Material shown Start Marker
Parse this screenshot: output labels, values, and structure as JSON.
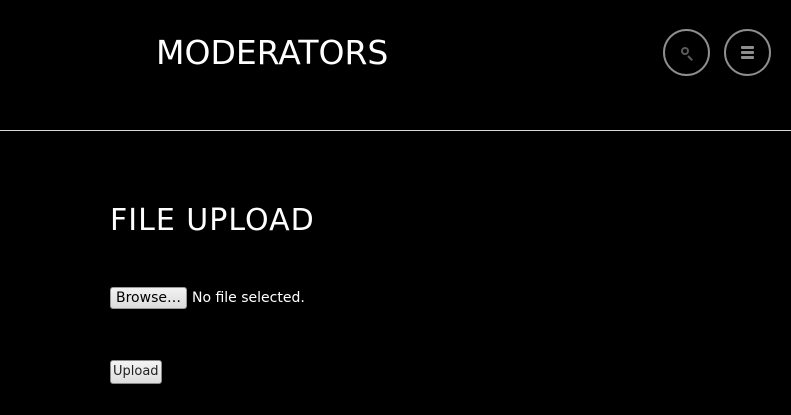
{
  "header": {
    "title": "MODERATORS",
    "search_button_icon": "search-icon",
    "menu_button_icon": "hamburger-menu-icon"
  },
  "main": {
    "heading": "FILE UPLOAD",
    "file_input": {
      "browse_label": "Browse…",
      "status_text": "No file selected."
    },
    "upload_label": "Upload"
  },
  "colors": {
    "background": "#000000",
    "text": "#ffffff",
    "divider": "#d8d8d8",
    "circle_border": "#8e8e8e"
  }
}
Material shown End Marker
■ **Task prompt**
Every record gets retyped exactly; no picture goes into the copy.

■ **Answer for the task**
Parse this screenshot: output labels, values, and structure as JSON.
{
  "header": {
    "title": "MODERATORS",
    "search_button_icon": "search-icon",
    "menu_button_icon": "hamburger-menu-icon"
  },
  "main": {
    "heading": "FILE UPLOAD",
    "file_input": {
      "browse_label": "Browse…",
      "status_text": "No file selected."
    },
    "upload_label": "Upload"
  },
  "colors": {
    "background": "#000000",
    "text": "#ffffff",
    "divider": "#d8d8d8",
    "circle_border": "#8e8e8e"
  }
}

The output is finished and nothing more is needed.